B2 | B1 | B0 | EP |
---|---|---|---|

0 | 0 | 0 | 0 |

0 | 0 | 1 | 1 |

0 | 1 | 0 | 1 |

0 | 1 | 1 | 0 |

1 | 0 | 0 | 1 |

1 | 0 | 1 |

B2 | B1 | B0 | EP |
---|---|---|---|

… | … | … | … |

… | … | … | … |

… | … | … | … |

… | … | … | … |

… | … | … | … |

… | … | … | … |

… | … | … | … |

… | … | … | … |

### Odd Parity Generator

An odd parity generator maintains an odd number of 1s in the data word with the parity bit. If the input data word has an odd number of 1s, it adds a 0 as the parity bit; if it has an even number of 1s, it adds a 1 as the parity bit.

For example, let us design an odd parity generator for a three-bit data word (B2B1B0). The truth table and logic expression for the odd parity bit (OP) are:

We can implement this expression using two XNOR gates, as shown in Figure below:

Figure: Three-bit odd parity generator using XNOR gates

Similarly, we can design an odd parity generator for any number of bits by using XNOR gates.

## What is a Parity Checker?

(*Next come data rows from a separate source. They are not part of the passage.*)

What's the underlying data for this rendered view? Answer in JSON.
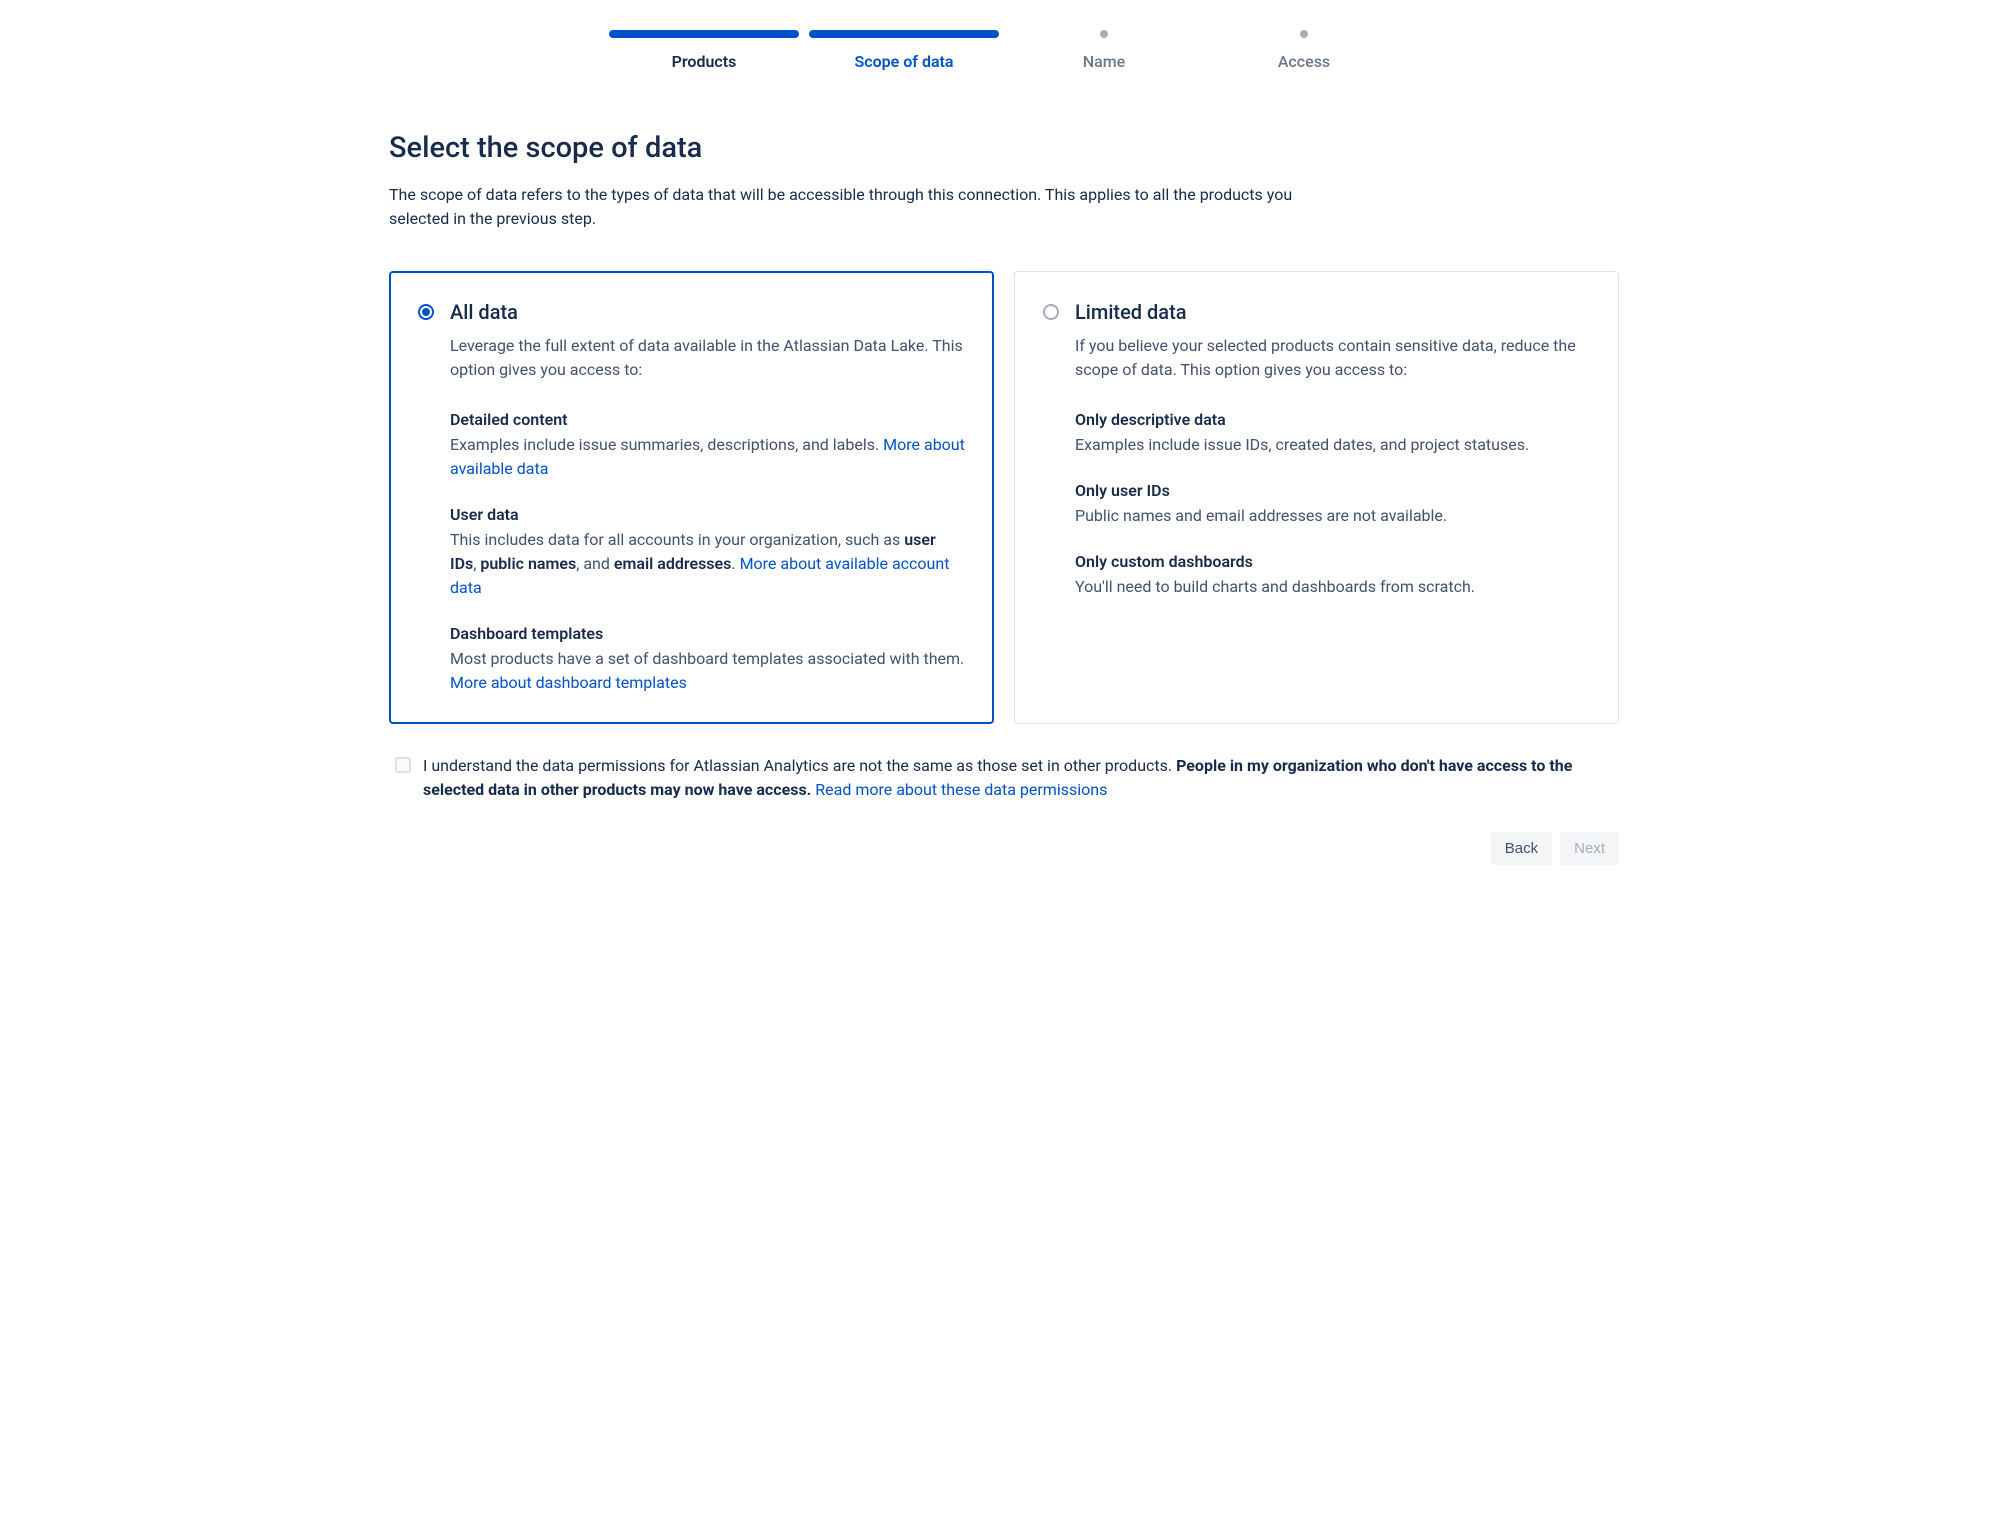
{
  "stepper": {
    "steps": [
      {
        "label": "Products",
        "state": "done"
      },
      {
        "label": "Scope of data",
        "state": "active"
      },
      {
        "label": "Name",
        "state": "upcoming"
      },
      {
        "label": "Access",
        "state": "upcoming"
      }
    ]
  },
  "heading": {
    "title": "Select the scope of data",
    "description": "The scope of data refers to the types of data that will be accessible through this connection. This applies to all the products you selected in the previous step."
  },
  "options": {
    "all_data": {
      "title": "All data",
      "lead": "Leverage the full extent of data available in the Atlassian Data Lake. This option gives you access to:",
      "sections": {
        "detailed": {
          "title": "Detailed content",
          "body_prefix": "Examples include issue summaries, descriptions, and labels. ",
          "link": "More about available data"
        },
        "user": {
          "title": "User data",
          "body_prefix": "This includes data for all accounts in your organization, such as ",
          "bold1": "user IDs",
          "sep1": ", ",
          "bold2": "public names",
          "sep2": ", and ",
          "bold3": "email addresses",
          "suffix": ". ",
          "link": "More about available account data"
        },
        "dashboards": {
          "title": "Dashboard templates",
          "body_prefix": "Most products have a set of dashboard templates associated with them. ",
          "link": "More about dashboard templates"
        }
      }
    },
    "limited_data": {
      "title": "Limited data",
      "lead": "If you believe your selected products contain sensitive data, reduce the scope of data. This option gives you access to:",
      "sections": {
        "descriptive": {
          "title": "Only descriptive data",
          "body": "Examples include issue IDs, created dates, and project statuses."
        },
        "user_ids": {
          "title": "Only user IDs",
          "body": "Public names and email addresses are not available."
        },
        "custom": {
          "title": "Only custom dashboards",
          "body": "You'll need to build charts and dashboards from scratch."
        }
      }
    }
  },
  "consent": {
    "prefix": "I understand the data permissions for Atlassian Analytics are not the same as those set in other products. ",
    "bold": "People in my organization who don't have access to the selected data in other products may now have access.",
    "sep": " ",
    "link": "Read more about these data permissions"
  },
  "footer": {
    "back": "Back",
    "next": "Next"
  }
}
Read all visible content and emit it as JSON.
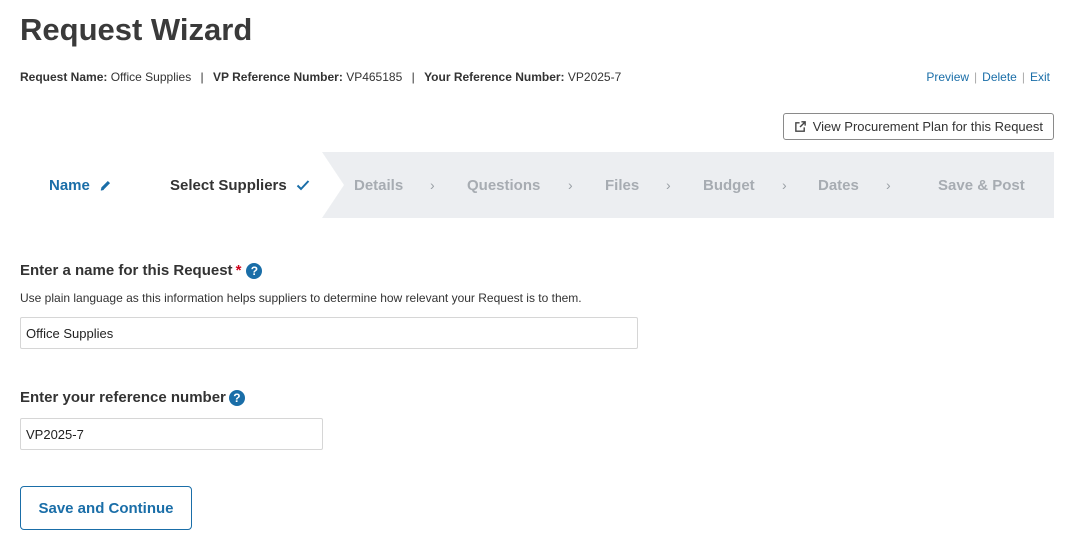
{
  "page": {
    "title": "Request Wizard"
  },
  "meta": {
    "request_name_label": "Request Name:",
    "request_name_value": "Office Supplies",
    "vp_ref_label": "VP Reference Number:",
    "vp_ref_value": "VP465185",
    "your_ref_label": "Your Reference Number:",
    "your_ref_value": "VP2025-7"
  },
  "top_links": {
    "preview": "Preview",
    "delete": "Delete",
    "exit": "Exit"
  },
  "plan_button": {
    "label": "View Procurement Plan for this Request",
    "icon": "external-link-icon"
  },
  "steps": [
    {
      "label": "Name",
      "state": "current-editing",
      "icon": "pencil-icon"
    },
    {
      "label": "Select Suppliers",
      "state": "completed",
      "icon": "checkmark-icon"
    },
    {
      "label": "Details",
      "state": "future"
    },
    {
      "label": "Questions",
      "state": "future"
    },
    {
      "label": "Files",
      "state": "future"
    },
    {
      "label": "Budget",
      "state": "future"
    },
    {
      "label": "Dates",
      "state": "future"
    },
    {
      "label": "Save & Post",
      "state": "future"
    }
  ],
  "step_separator": "›",
  "form": {
    "name_label": "Enter a name for this Request",
    "required_mark": "*",
    "help_glyph": "?",
    "name_hint": "Use plain language as this information helps suppliers to determine how relevant your Request is to them.",
    "name_value": "Office Supplies",
    "ref_label": "Enter your reference number",
    "ref_value": "VP2025-7",
    "submit_label": "Save and Continue"
  },
  "colors": {
    "accent": "#1a6ea8",
    "required": "#d0021b",
    "step_bg": "#eceef1",
    "future_step": "#a7acb2"
  }
}
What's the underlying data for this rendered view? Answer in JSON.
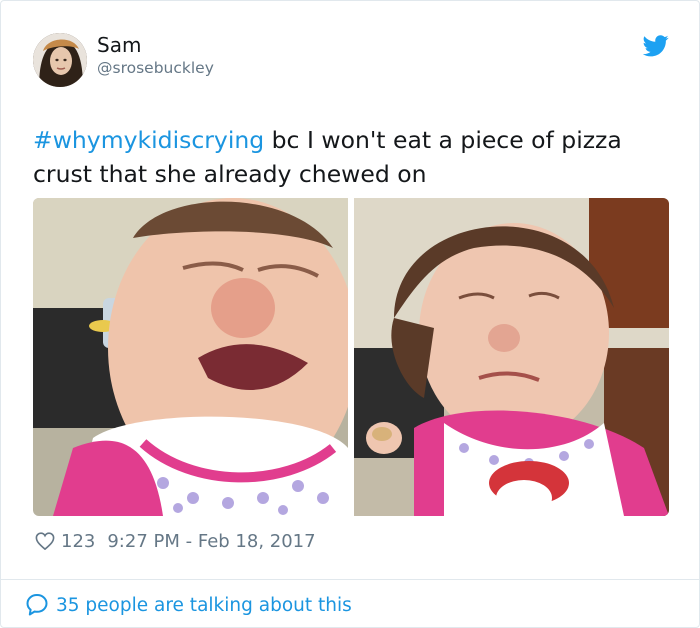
{
  "user": {
    "name": "Sam",
    "handle": "@srosebuckley"
  },
  "tweet": {
    "hashtag": "#whymykidiscrying",
    "text": " bc I won't eat a piece of pizza crust that she already chewed on"
  },
  "media": {
    "photos": [
      "photo-crying-toddler-closeup",
      "photo-crying-toddler-holding-crust"
    ]
  },
  "meta": {
    "likes": "123",
    "timestamp": "9:27 PM - Feb 18, 2017"
  },
  "footer": {
    "talking": "35 people are talking about this"
  },
  "colors": {
    "link": "#1b95e0",
    "secondary_text": "#657786",
    "border": "#e1e8ed"
  },
  "icons": [
    "twitter-bird-icon",
    "heart-icon",
    "speech-bubble-icon"
  ]
}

A parity checker is a combinational logic circuit that checks the parity of the received data word at the receiver end. It takes the data word with the appended parity bit as input and outputs a signal that indicates whether there is an error or not. Depending on whether even or odd parity is used, different logic gates are required to implement the parity checker.

### Even Parity Checker

An even parity checker verifies that the total number of 1s in the received data word with the parity bit is even. If it is even, it outputs a zero signal, indicating no error; if it is odd, it outputs one signal, indicating an error.

For example, let us design an even parity checker for a three-bit data word (B2B1B0) with an even parity bit (EP).

We can implement this expression using three XOR gates.

Similarly, we can design an even parity checker for any number of bits by using XOR gates.

### Odd Parity Checker

An odd parity checker verifies that the total number of 1s in the received data word with the parity bit is odd. If it is odd, it outputs a zero signal, indicating no error; if it is even, it outputs one signal, indicating an error.

For example, let us design an odd parity checker for a three-bit data word (B2B1B0) with an odd parity bit (OP). The truth table and logic expression for the error signal (E) are:

We can implement this expression using three XOR gates, as shown in Figure below:

Figure: Three-bit odd parity checker using XOR gates

Similarly, we can design an odd parity checker for any number of bits by using XOR gates.

## Applications of Parity Generators and Checkers

Parity generators and checkers are widely used in digital communication and processing systems to detect and correct errors in data transmission and storage. Some examples of applications are:

- Serial Peripheral Interface (SPI) buses use even or odd parities to ensure reliable communication between master and slave devices.
- Universal Asynchronous Receiver Transmitter (UART) transmissions use either no parities or stop bit or two-stop bits to indicate errors or the end of transmission.
- Redundant Array of Independent Disks (RAID) technology uses parties to protect against data loss due to disk failures.
- Hamming codes use parties to correct single-bit errors and detect double-bit errors in binary messages.
- Cyclic Redundancy Check (CRC) codes use parities to detect errors in blocks of binary messages.

## Conclusion

Parity generators and checkers are simple but effective devices that help ensure error-free data transmission and processing in digital electronic systems. They use an extra bit, called a parity bit, to detect single-bit errors that may occur due to noise or interference. There are two types of parties: even and odd.